I was born left-handed. It was not a problem to me or my family, but one of my teachers saw being a lefty as a condition that needed to be fixed. With overwhelming enthusiasm, she began “investing” in me, forcing me to use my right hand, especially for writing. The result: I lost the ability to write with my left hand, and unfortunately my right-hand script is still a total disaster.
Although this happened a few decades ago, I often recognize the same approach when I listen to some managers. After performance review season, they ask me the same question: What did we do wrong? During the last review we pointed out the employee’s weaknesses; we provided him/her with training; and we had numerous conversations; but this year’s review shows how little change has occurred.
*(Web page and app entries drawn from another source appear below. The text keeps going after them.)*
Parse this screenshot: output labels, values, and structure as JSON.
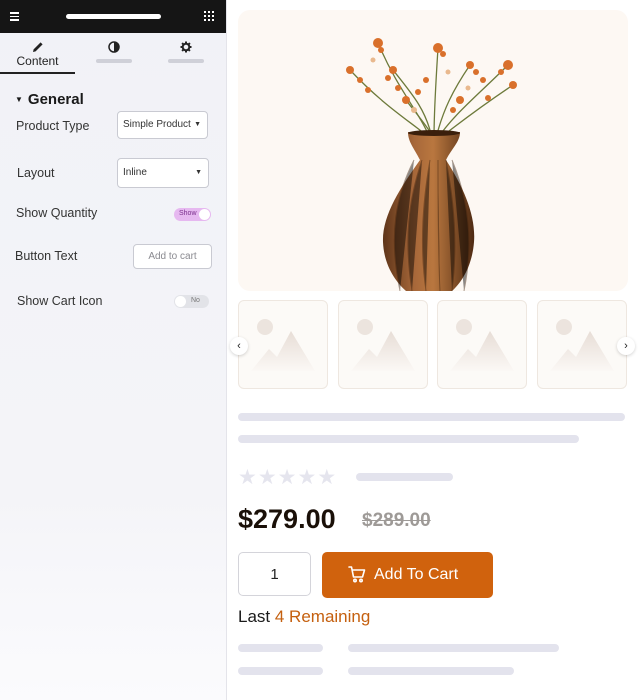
{
  "editor": {
    "tabs": [
      {
        "label": "Content",
        "icon": "pencil-icon",
        "active": true
      },
      {
        "label": "",
        "icon": "style-contrast-icon",
        "active": false
      },
      {
        "label": "",
        "icon": "gear-icon",
        "active": false
      }
    ],
    "section_title": "General",
    "fields": {
      "product_type": {
        "label": "Product Type",
        "value": "Simple Product"
      },
      "layout": {
        "label": "Layout",
        "value": "Inline"
      },
      "show_quantity": {
        "label": "Show Quantity",
        "state": "Show",
        "on": true
      },
      "button_text": {
        "label": "Button Text",
        "placeholder": "Add to cart"
      },
      "show_cart_icon": {
        "label": "Show Cart Icon",
        "state": "No",
        "on": false
      }
    }
  },
  "preview": {
    "rating": 0,
    "max_rating": 5,
    "price": "$279.00",
    "old_price": "$289.00",
    "quantity": "1",
    "cart_button_label": "Add To Cart",
    "stock_prefix": "Last",
    "stock_count": "4 Remaining",
    "colors": {
      "accent": "#d0620d",
      "stock_highlight": "#c5600f",
      "hero_bg": "#fdf8f3",
      "toggle_on": "#e6b8f0"
    }
  }
}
The manager is frustrated, the employee is losing confidence and motivation, and the atmosphere in the organization is getting worse. Why? Because the energy and resources have been focused on overcoming a weakness instead of enhancing a strength.
Three Reasons for Under-performing:
- Lack of knowledge
- Lack of experience
- Personal quality
The first two should not be considered as employee’s weaknesses, as they are outside their control. If an organization wants its staff to grow as professionals, it must provide the necessary training, opportunities for experience, and a motivating environment.
It is a completely different story when it comes to the personal qualities of each individual employee. We are who we are, and it is almost impossible to force a fundamental change, and often causes an opposite effect.
For instance, you have on your team an excellent machine operator, with many years of experience, reliable and hard working. You decide that he will be a perfect leader. What you forgot to consider is that he prefers to work alone! After a while, you see that his team doesn’t perform any better. You put him through leadership training and assign him books to read. Unfortunately, he remains the same lone wolf he always was, and he is not getting any closer to becoming an effective leader. As a result, your organization lost twice: no skilled leader and now an unhappy, dissatisfied employee.
Bottom line: Don’t ask an accountant with an incredible eye for the smallest details, who has no imagination to provide you with continuous improvement ideas; don’t expect an introverted engineer to become your best salesperson; forget about converting a talkative employee into a silent statue.
Focus on employees’ strengths and find ways to use them to the advantage of both the individual and the business.